(Component data from apps and pages)
┄┄┄┄┄┄┄┄┄┄
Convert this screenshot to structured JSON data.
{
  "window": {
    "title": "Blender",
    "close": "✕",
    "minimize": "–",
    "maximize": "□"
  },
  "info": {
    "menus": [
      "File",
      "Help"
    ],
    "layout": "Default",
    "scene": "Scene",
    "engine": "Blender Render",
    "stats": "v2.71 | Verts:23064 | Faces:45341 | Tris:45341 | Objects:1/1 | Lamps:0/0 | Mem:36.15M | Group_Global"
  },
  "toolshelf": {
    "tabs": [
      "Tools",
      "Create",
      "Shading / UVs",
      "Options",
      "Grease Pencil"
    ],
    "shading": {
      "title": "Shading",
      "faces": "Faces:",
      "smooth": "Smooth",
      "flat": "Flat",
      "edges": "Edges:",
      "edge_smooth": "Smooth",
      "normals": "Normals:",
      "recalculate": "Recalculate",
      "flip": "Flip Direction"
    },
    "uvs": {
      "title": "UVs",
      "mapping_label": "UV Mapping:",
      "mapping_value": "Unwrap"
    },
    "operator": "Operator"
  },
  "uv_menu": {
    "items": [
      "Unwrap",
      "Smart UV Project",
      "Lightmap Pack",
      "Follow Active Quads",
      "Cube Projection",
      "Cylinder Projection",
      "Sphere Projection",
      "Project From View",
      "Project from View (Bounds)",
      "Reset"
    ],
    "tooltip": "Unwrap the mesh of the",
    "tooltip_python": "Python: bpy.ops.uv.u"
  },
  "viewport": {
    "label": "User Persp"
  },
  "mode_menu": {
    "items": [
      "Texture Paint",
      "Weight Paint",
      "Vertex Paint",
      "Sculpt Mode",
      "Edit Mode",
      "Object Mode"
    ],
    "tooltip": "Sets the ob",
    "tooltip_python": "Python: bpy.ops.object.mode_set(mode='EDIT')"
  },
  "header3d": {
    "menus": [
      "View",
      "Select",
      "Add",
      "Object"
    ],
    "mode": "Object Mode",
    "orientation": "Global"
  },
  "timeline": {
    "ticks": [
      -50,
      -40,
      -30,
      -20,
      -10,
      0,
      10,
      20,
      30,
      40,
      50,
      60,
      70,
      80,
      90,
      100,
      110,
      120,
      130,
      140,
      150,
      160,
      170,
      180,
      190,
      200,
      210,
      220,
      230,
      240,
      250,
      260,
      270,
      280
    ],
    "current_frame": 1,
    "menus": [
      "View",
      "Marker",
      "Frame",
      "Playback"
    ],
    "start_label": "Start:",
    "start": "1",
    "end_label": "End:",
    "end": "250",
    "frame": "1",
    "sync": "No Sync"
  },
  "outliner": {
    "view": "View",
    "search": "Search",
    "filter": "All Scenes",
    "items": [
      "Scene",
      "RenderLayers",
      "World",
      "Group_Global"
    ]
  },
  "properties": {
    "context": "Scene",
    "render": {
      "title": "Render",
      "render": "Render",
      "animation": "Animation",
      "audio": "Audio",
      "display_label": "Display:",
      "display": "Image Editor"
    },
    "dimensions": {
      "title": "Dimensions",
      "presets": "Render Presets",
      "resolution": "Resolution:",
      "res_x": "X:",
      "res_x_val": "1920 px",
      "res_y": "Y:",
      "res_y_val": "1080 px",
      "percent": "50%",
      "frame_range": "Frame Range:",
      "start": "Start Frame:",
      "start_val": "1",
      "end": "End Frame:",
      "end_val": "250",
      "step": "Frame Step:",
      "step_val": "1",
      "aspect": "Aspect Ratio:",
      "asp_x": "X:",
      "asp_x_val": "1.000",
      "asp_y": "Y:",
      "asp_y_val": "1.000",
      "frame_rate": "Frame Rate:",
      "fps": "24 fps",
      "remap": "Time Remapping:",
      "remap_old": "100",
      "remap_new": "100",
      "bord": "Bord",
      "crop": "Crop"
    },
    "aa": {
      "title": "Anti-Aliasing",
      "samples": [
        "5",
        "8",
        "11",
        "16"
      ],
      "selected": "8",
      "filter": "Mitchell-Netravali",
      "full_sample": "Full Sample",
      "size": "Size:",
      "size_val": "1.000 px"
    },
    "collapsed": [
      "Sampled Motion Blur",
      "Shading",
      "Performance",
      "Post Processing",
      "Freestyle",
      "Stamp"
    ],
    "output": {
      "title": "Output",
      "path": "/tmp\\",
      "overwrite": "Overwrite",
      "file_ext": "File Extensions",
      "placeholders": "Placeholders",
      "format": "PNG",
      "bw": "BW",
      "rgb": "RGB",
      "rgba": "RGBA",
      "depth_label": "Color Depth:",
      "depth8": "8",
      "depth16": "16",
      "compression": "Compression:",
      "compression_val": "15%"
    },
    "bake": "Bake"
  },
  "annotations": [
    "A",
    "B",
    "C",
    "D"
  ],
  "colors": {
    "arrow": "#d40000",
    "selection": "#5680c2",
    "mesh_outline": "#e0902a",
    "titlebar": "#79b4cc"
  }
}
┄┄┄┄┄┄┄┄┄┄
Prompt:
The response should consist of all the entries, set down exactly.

Task answer:
Convert this screenshot to structured JSON data.
{
  "window": {
    "title": "Blender",
    "close": "✕",
    "minimize": "–",
    "maximize": "□"
  },
  "info": {
    "menus": [
      "File",
      "Help"
    ],
    "layout": "Default",
    "scene": "Scene",
    "engine": "Blender Render",
    "stats": "v2.71 | Verts:23064 | Faces:45341 | Tris:45341 | Objects:1/1 | Lamps:0/0 | Mem:36.15M | Group_Global"
  },
  "toolshelf": {
    "tabs": [
      "Tools",
      "Create",
      "Shading / UVs",
      "Options",
      "Grease Pencil"
    ],
    "shading": {
      "title": "Shading",
      "faces": "Faces:",
      "smooth": "Smooth",
      "flat": "Flat",
      "edges": "Edges:",
      "edge_smooth": "Smooth",
      "normals": "Normals:",
      "recalculate": "Recalculate",
      "flip": "Flip Direction"
    },
    "uvs": {
      "title": "UVs",
      "mapping_label": "UV Mapping:",
      "mapping_value": "Unwrap"
    },
    "operator": "Operator"
  },
  "uv_menu": {
    "items": [
      "Unwrap",
      "Smart UV Project",
      "Lightmap Pack",
      "Follow Active Quads",
      "Cube Projection",
      "Cylinder Projection",
      "Sphere Projection",
      "Project From View",
      "Project from View (Bounds)",
      "Reset"
    ],
    "tooltip": "Unwrap the mesh of the",
    "tooltip_python": "Python: bpy.ops.uv.u"
  },
  "viewport": {
    "label": "User Persp"
  },
  "mode_menu": {
    "items": [
      "Texture Paint",
      "Weight Paint",
      "Vertex Paint",
      "Sculpt Mode",
      "Edit Mode",
      "Object Mode"
    ],
    "tooltip": "Sets the ob",
    "tooltip_python": "Python: bpy.ops.object.mode_set(mode='EDIT')"
  },
  "header3d": {
    "menus": [
      "View",
      "Select",
      "Add",
      "Object"
    ],
    "mode": "Object Mode",
    "orientation": "Global"
  },
  "timeline": {
    "ticks": [
      -50,
      -40,
      -30,
      -20,
      -10,
      0,
      10,
      20,
      30,
      40,
      50,
      60,
      70,
      80,
      90,
      100,
      110,
      120,
      130,
      140,
      150,
      160,
      170,
      180,
      190,
      200,
      210,
      220,
      230,
      240,
      250,
      260,
      270,
      280
    ],
    "current_frame": 1,
    "menus": [
      "View",
      "Marker",
      "Frame",
      "Playback"
    ],
    "start_label": "Start:",
    "start": "1",
    "end_label": "End:",
    "end": "250",
    "frame": "1",
    "sync": "No Sync"
  },
  "outliner": {
    "view": "View",
    "search": "Search",
    "filter": "All Scenes",
    "items": [
      "Scene",
      "RenderLayers",
      "World",
      "Group_Global"
    ]
  },
  "properties": {
    "context": "Scene",
    "render": {
      "title": "Render",
      "render": "Render",
      "animation": "Animation",
      "audio": "Audio",
      "display_label": "Display:",
      "display": "Image Editor"
    },
    "dimensions": {
      "title": "Dimensions",
      "presets": "Render Presets",
      "resolution": "Resolution:",
      "res_x": "X:",
      "res_x_val": "1920 px",
      "res_y": "Y:",
      "res_y_val": "1080 px",
      "percent": "50%",
      "frame_range": "Frame Range:",
      "start": "Start Frame:",
      "start_val": "1",
      "end": "End Frame:",
      "end_val": "250",
      "step": "Frame Step:",
      "step_val": "1",
      "aspect": "Aspect Ratio:",
      "asp_x": "X:",
      "asp_x_val": "1.000",
      "asp_y": "Y:",
      "asp_y_val": "1.000",
      "frame_rate": "Frame Rate:",
      "fps": "24 fps",
      "remap": "Time Remapping:",
      "remap_old": "100",
      "remap_new": "100",
      "bord": "Bord",
      "crop": "Crop"
    },
    "aa": {
      "title": "Anti-Aliasing",
      "samples": [
        "5",
        "8",
        "11",
        "16"
      ],
      "selected": "8",
      "filter": "Mitchell-Netravali",
      "full_sample": "Full Sample",
      "size": "Size:",
      "size_val": "1.000 px"
    },
    "collapsed": [
      "Sampled Motion Blur",
      "Shading",
      "Performance",
      "Post Processing",
      "Freestyle",
      "Stamp"
    ],
    "output": {
      "title": "Output",
      "path": "/tmp\\",
      "overwrite": "Overwrite",
      "file_ext": "File Extensions",
      "placeholders": "Placeholders",
      "format": "PNG",
      "bw": "BW",
      "rgb": "RGB",
      "rgba": "RGBA",
      "depth_label": "Color Depth:",
      "depth8": "8",
      "depth16": "16",
      "compression": "Compression:",
      "compression_val": "15%"
    },
    "bake": "Bake"
  },
  "annotations": [
    "A",
    "B",
    "C",
    "D"
  ],
  "colors": {
    "arrow": "#d40000",
    "selection": "#5680c2",
    "mesh_outline": "#e0902a",
    "titlebar": "#79b4cc"
  }
}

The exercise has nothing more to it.